• Exercise data
#####
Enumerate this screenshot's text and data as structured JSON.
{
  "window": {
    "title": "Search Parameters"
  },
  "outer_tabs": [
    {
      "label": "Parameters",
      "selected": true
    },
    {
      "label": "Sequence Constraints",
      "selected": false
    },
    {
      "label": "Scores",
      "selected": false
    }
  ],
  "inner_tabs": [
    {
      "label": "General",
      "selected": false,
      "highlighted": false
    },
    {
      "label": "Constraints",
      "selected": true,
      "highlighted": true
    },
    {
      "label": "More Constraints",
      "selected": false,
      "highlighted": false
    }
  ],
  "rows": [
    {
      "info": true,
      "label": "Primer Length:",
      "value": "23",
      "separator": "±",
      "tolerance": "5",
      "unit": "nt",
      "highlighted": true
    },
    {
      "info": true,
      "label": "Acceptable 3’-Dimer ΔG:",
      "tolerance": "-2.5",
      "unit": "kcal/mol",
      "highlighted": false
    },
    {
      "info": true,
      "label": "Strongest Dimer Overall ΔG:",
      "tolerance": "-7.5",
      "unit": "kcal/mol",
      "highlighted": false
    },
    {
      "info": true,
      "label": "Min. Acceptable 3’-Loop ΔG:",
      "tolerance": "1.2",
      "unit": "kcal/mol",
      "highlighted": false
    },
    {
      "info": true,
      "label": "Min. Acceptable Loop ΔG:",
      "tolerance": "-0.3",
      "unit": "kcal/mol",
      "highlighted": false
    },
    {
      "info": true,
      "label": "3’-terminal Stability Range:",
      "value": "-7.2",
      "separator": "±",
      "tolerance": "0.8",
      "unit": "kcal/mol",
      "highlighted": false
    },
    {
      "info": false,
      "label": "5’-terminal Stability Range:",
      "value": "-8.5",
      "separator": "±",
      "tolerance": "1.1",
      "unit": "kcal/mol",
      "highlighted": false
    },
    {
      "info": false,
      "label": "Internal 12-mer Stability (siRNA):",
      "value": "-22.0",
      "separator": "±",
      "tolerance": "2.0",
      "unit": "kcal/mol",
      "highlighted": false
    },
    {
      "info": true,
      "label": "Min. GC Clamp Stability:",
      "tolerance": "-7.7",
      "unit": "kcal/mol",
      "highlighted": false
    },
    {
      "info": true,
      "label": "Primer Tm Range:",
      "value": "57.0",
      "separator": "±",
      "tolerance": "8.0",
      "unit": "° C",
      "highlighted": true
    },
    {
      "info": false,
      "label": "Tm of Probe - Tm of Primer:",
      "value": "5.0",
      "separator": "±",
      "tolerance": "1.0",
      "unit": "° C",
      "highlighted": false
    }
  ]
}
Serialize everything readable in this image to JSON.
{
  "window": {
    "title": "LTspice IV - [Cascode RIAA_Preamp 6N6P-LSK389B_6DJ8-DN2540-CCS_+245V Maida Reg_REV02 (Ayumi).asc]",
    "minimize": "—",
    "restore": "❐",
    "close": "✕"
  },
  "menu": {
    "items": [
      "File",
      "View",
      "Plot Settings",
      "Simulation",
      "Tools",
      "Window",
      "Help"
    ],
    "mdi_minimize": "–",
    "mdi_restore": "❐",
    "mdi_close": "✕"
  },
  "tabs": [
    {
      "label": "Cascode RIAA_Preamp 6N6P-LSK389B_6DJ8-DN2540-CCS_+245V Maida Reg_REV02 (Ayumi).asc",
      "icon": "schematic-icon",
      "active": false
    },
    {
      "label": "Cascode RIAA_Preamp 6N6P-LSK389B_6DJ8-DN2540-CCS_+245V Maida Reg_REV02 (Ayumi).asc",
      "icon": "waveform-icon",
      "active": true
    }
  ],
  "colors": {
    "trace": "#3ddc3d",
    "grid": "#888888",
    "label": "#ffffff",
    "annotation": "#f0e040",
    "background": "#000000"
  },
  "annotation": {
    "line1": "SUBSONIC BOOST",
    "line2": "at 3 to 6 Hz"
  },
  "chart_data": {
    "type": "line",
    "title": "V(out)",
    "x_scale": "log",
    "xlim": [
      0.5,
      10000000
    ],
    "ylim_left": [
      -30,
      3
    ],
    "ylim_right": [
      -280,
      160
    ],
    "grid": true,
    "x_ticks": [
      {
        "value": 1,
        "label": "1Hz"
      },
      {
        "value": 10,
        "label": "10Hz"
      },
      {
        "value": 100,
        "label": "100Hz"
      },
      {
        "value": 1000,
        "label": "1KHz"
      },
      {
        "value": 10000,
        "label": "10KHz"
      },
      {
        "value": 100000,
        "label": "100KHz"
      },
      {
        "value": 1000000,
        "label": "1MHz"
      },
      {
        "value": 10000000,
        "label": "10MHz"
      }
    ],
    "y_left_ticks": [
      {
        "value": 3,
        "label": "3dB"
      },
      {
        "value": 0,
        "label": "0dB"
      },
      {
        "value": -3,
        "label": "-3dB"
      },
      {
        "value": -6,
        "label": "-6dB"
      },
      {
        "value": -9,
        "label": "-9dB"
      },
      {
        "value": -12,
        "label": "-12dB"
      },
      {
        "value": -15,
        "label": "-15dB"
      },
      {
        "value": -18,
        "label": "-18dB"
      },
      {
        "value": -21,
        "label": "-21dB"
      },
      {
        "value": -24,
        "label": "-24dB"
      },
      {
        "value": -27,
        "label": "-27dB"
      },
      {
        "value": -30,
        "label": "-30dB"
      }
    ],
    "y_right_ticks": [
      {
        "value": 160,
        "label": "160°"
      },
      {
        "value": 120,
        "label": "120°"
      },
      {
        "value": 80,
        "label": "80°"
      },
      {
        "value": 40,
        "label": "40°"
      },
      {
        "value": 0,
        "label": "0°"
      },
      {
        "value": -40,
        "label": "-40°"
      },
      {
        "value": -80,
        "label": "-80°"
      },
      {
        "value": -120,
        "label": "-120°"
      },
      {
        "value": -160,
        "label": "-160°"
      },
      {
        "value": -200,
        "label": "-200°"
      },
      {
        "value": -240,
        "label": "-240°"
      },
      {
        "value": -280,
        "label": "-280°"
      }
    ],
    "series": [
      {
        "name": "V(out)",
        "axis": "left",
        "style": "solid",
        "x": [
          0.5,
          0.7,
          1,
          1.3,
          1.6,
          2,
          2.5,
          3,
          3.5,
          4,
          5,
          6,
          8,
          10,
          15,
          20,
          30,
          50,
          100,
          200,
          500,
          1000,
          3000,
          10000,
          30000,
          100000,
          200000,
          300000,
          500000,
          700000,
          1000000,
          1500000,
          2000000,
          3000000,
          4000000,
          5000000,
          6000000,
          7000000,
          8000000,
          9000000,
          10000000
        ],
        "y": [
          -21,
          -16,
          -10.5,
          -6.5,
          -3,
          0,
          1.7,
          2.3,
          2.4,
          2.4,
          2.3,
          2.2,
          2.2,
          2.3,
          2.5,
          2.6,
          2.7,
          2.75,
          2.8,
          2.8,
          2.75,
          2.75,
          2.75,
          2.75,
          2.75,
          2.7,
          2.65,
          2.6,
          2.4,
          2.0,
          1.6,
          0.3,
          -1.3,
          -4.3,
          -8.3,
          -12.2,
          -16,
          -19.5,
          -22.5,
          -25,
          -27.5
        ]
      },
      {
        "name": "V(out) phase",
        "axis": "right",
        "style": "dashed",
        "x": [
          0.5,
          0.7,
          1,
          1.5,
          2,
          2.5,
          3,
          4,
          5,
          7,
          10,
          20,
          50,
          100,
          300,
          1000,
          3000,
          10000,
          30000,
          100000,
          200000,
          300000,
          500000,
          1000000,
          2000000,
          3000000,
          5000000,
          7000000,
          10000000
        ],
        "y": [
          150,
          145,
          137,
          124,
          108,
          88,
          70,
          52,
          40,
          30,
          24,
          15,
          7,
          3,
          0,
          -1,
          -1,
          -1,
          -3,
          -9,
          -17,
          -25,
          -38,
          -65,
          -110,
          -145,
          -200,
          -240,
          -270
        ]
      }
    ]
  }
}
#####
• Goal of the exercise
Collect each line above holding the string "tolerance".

• Completed exercise
      "tolerance": "5",
      "tolerance": "-2.5",
      "tolerance": "-7.5",
      "tolerance": "1.2",
      "tolerance": "-0.3",
      "tolerance": "0.8",
      "tolerance": "1.1",
      "tolerance": "2.0",
      "tolerance": "-7.7",
      "tolerance": "8.0",
      "tolerance": "1.0",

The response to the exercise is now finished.